2 cloves garlic, crushed
1 tablespoon chopped ginger
1 teaspoon cinnamon
1 teaspoon cumin
2 cups chicken stock or bouillon
1/4 cup chopped cilantro
1/4 cup chopped parsley
1 cup green or purple olives
2 preserved lemons
Season the raw chicken with a sprinkle of salt and pepper. Cook the onions in the olive oil on medium heat for 5 minutes. Sprinkle on the garlic, ginger, cinnamon and cumin. Cook, stirring, for 2 more minutes.
Pour in the stock and scrape the bottom of the pan to incorporate the onion and spices. Add the chicken and bring to a boil. Cover and let simmer on low to medium heat for 35 to 40 minutes, or until the chicken is done as you like it.
Remove the chicken from the pan and place it in the tagine. Reduce the sauce by boiling it on high heat for 5 to 10 minutes.
Cut the preserved lemon in 1/4 inch pieces, removing the seeds. Mix the cilantro, parsley, olives and lemons into the sauce and than pour it onto the chicken.

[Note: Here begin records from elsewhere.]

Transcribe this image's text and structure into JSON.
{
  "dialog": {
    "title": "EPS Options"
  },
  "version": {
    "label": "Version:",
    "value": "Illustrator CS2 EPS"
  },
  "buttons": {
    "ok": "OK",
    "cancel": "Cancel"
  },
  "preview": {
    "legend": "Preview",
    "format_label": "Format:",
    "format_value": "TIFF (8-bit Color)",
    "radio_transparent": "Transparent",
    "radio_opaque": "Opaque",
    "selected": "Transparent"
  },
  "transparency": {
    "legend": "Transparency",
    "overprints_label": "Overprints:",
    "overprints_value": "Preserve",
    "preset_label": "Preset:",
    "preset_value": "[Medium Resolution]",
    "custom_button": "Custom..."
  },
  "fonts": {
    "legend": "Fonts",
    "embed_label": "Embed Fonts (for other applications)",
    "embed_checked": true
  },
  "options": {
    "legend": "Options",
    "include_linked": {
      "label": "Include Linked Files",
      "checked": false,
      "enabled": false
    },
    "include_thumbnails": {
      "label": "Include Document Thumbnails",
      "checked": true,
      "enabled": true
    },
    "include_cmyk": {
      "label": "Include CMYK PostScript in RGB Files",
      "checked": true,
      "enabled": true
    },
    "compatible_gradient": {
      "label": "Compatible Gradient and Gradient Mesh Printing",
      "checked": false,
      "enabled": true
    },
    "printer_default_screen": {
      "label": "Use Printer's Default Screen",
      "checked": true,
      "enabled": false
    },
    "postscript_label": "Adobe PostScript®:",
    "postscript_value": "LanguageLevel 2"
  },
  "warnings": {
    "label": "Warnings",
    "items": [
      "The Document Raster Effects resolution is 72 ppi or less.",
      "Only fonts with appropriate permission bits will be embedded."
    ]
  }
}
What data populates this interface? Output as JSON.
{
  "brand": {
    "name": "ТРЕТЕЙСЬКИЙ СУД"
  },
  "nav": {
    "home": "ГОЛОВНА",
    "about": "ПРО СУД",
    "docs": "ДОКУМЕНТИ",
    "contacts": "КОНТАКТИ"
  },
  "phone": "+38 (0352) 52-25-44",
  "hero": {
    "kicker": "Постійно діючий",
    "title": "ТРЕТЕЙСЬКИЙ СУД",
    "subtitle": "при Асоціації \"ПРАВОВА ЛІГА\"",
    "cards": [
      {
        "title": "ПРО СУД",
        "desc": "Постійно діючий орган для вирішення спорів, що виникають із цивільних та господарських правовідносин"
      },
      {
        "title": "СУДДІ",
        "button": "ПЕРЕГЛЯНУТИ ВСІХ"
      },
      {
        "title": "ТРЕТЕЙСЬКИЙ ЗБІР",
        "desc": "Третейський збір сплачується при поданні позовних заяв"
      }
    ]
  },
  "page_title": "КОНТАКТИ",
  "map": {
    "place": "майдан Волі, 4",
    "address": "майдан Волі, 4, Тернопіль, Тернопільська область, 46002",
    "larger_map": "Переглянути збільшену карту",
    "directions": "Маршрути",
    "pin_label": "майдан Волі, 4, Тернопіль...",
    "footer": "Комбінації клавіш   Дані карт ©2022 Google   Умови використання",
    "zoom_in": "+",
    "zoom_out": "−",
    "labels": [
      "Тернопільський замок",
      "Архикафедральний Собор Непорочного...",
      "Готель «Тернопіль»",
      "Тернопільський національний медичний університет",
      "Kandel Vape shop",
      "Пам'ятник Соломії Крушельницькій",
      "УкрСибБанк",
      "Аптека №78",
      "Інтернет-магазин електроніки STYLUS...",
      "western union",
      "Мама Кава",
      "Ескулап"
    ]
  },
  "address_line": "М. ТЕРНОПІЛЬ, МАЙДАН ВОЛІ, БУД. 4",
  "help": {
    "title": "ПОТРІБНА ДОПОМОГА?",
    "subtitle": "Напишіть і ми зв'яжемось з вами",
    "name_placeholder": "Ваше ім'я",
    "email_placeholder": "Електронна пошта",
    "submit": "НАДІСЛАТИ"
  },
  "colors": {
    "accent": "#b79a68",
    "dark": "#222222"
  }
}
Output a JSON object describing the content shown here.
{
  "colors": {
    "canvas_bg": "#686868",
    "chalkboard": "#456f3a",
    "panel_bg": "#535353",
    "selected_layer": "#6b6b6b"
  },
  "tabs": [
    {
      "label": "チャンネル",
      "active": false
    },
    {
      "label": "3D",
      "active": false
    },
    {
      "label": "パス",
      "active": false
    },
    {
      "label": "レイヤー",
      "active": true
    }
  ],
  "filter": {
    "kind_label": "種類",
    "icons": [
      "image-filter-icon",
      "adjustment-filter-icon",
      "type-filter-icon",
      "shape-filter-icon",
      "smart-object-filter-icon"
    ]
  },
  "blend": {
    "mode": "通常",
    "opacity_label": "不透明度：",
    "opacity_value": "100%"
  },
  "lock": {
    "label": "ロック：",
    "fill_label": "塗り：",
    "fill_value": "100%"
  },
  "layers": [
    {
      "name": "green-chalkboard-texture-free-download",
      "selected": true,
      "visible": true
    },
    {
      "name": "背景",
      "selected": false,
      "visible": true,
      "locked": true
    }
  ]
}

Cover the tagine with its lid and place in a hot oven (450°) for 10 minutes.
Serve over rice or couscous.
Northern African Influences in France
France has long had close ties with, and even colonized for a time part of Northern Africa. After all it is just a boat ride away across the relatively calm Mediterranean Sea. A lot of people have migrated from
Morocco, Tunisia, and Algeria to France and the reverse migration happens as well. So of course, the food in France has been influenced along the way.
Lots of French home cooks know how to whip up a couscous, a term used to refer not just to the wheat, but to the entire dish, which includes various meats and vegetables, as in the
couscous recipe here. In the French grocery store, I can easily find key ingredients for Moroccan cuisine, such as the preserved lemons used in this Moroccan chicken recipe.